**TASK DIRECTIONS:**
Each line below has to be output exactly, from first to last.

################

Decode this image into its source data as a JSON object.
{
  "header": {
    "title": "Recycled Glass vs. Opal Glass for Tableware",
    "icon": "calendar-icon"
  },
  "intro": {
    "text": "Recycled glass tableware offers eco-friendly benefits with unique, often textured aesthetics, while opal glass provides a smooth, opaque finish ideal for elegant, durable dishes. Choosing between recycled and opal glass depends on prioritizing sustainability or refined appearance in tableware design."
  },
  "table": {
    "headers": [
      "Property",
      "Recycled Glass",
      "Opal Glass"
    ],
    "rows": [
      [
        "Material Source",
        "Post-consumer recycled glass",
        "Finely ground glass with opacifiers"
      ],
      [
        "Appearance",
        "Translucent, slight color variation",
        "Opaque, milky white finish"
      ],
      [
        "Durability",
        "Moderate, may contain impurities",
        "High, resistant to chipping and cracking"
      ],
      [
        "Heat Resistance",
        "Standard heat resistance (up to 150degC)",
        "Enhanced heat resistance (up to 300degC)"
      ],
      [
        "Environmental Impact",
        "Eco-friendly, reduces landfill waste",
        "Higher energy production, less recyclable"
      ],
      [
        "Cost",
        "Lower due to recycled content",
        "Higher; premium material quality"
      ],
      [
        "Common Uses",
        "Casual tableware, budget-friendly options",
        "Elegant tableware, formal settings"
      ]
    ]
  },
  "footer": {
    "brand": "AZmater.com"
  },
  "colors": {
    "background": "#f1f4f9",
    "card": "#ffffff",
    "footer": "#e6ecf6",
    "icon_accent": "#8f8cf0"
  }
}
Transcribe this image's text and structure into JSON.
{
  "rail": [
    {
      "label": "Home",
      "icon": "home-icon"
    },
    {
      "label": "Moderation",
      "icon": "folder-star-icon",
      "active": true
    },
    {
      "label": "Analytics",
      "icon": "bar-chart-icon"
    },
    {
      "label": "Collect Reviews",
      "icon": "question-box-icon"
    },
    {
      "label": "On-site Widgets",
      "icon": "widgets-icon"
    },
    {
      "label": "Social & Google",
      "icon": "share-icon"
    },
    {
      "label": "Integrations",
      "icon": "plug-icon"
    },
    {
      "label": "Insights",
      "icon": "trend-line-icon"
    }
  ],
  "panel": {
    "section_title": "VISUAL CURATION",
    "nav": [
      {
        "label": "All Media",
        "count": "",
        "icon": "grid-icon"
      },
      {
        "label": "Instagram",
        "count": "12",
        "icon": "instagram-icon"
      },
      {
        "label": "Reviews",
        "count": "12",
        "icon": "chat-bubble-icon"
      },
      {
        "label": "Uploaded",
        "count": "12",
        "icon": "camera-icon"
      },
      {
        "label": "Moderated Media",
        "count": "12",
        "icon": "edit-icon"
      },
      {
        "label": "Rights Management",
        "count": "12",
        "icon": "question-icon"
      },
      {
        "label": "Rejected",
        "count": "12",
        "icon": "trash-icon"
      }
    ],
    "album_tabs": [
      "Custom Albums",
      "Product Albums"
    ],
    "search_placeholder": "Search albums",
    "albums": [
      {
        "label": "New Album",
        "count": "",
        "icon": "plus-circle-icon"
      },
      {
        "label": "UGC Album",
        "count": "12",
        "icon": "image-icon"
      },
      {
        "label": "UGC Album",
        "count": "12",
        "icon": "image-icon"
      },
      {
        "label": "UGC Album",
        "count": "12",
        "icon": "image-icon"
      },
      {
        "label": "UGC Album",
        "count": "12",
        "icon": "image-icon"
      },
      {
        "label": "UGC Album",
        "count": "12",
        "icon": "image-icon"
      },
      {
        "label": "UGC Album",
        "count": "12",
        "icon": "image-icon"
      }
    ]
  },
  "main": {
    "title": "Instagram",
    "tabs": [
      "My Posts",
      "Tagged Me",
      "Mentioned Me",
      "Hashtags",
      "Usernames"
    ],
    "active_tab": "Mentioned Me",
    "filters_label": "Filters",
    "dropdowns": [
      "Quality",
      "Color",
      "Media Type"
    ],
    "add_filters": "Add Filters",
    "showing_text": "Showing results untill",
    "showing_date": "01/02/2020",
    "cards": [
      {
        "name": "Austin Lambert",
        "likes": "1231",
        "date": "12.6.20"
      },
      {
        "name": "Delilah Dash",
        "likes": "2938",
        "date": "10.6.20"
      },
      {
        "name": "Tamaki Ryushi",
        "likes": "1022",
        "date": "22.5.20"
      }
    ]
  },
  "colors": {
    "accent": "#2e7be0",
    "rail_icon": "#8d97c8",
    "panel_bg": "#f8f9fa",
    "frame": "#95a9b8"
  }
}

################

**RESULT FOR THIS TASK:**
Decode this image into its source data as a JSON object.
{
  "header": {
    "title": "Recycled Glass vs. Opal Glass for Tableware",
    "icon": "calendar-icon"
  },
  "intro": {
    "text": "Recycled glass tableware offers eco-friendly benefits with unique, often textured aesthetics, while opal glass provides a smooth, opaque finish ideal for elegant, durable dishes. Choosing between recycled and opal glass depends on prioritizing sustainability or refined appearance in tableware design."
  },
  "table": {
    "headers": [
      "Property",
      "Recycled Glass",
      "Opal Glass"
    ],
    "rows": [
      [
        "Material Source",
        "Post-consumer recycled glass",
        "Finely ground glass with opacifiers"
      ],
      [
        "Appearance",
        "Translucent, slight color variation",
        "Opaque, milky white finish"
      ],
      [
        "Durability",
        "Moderate, may contain impurities",
        "High, resistant to chipping and cracking"
      ],
      [
        "Heat Resistance",
        "Standard heat resistance (up to 150degC)",
        "Enhanced heat resistance (up to 300degC)"
      ],
      [
        "Environmental Impact",
        "Eco-friendly, reduces landfill waste",
        "Higher energy production, less recyclable"
      ],
      [
        "Cost",
        "Lower due to recycled content",
        "Higher; premium material quality"
      ],
      [
        "Common Uses",
        "Casual tableware, budget-friendly options",
        "Elegant tableware, formal settings"
      ]
    ]
  },
  "footer": {
    "brand": "AZmater.com"
  },
  "colors": {
    "background": "#f1f4f9",
    "card": "#ffffff",
    "footer": "#e6ecf6",
    "icon_accent": "#8f8cf0"
  }
}
Transcribe this image's text and structure into JSON.
{
  "rail": [
    {
      "label": "Home",
      "icon": "home-icon"
    },
    {
      "label": "Moderation",
      "icon": "folder-star-icon",
      "active": true
    },
    {
      "label": "Analytics",
      "icon": "bar-chart-icon"
    },
    {
      "label": "Collect Reviews",
      "icon": "question-box-icon"
    },
    {
      "label": "On-site Widgets",
      "icon": "widgets-icon"
    },
    {
      "label": "Social & Google",
      "icon": "share-icon"
    },
    {
      "label": "Integrations",
      "icon": "plug-icon"
    },
    {
      "label": "Insights",
      "icon": "trend-line-icon"
    }
  ],
  "panel": {
    "section_title": "VISUAL CURATION",
    "nav": [
      {
        "label": "All Media",
        "count": "",
        "icon": "grid-icon"
      },
      {
        "label": "Instagram",
        "count": "12",
        "icon": "instagram-icon"
      },
      {
        "label": "Reviews",
        "count": "12",
        "icon": "chat-bubble-icon"
      },
      {
        "label": "Uploaded",
        "count": "12",
        "icon": "camera-icon"
      },
      {
        "label": "Moderated Media",
        "count": "12",
        "icon": "edit-icon"
      },
      {
        "label": "Rights Management",
        "count": "12",
        "icon": "question-icon"
      },
      {
        "label": "Rejected",
        "count": "12",
        "icon": "trash-icon"
      }
    ],
    "album_tabs": [
      "Custom Albums",
      "Product Albums"
    ],
    "search_placeholder": "Search albums",
    "albums": [
      {
        "label": "New Album",
        "count": "",
        "icon": "plus-circle-icon"
      },
      {
        "label": "UGC Album",
        "count": "12",
        "icon": "image-icon"
      },
      {
        "label": "UGC Album",
        "count": "12",
        "icon": "image-icon"
      },
      {
        "label": "UGC Album",
        "count": "12",
        "icon": "image-icon"
      },
      {
        "label": "UGC Album",
        "count": "12",
        "icon": "image-icon"
      },
      {
        "label": "UGC Album",
        "count": "12",
        "icon": "image-icon"
      },
      {
        "label": "UGC Album",
        "count": "12",
        "icon": "image-icon"
      }
    ]
  },
  "main": {
    "title": "Instagram",
    "tabs": [
      "My Posts",
      "Tagged Me",
      "Mentioned Me",
      "Hashtags",
      "Usernames"
    ],
    "active_tab": "Mentioned Me",
    "filters_label": "Filters",
    "dropdowns": [
      "Quality",
      "Color",
      "Media Type"
    ],
    "add_filters": "Add Filters",
    "showing_text": "Showing results untill",
    "showing_date": "01/02/2020",
    "cards": [
      {
        "name": "Austin Lambert",
        "likes": "1231",
        "date": "12.6.20"
      },
      {
        "name": "Delilah Dash",
        "likes": "2938",
        "date": "10.6.20"
      },
      {
        "name": "Tamaki Ryushi",
        "likes": "1022",
        "date": "22.5.20"
      }
    ]
  },
  "colors": {
    "accent": "#2e7be0",
    "rail_icon": "#8d97c8",
    "panel_bg": "#f8f9fa",
    "frame": "#95a9b8"
  }
}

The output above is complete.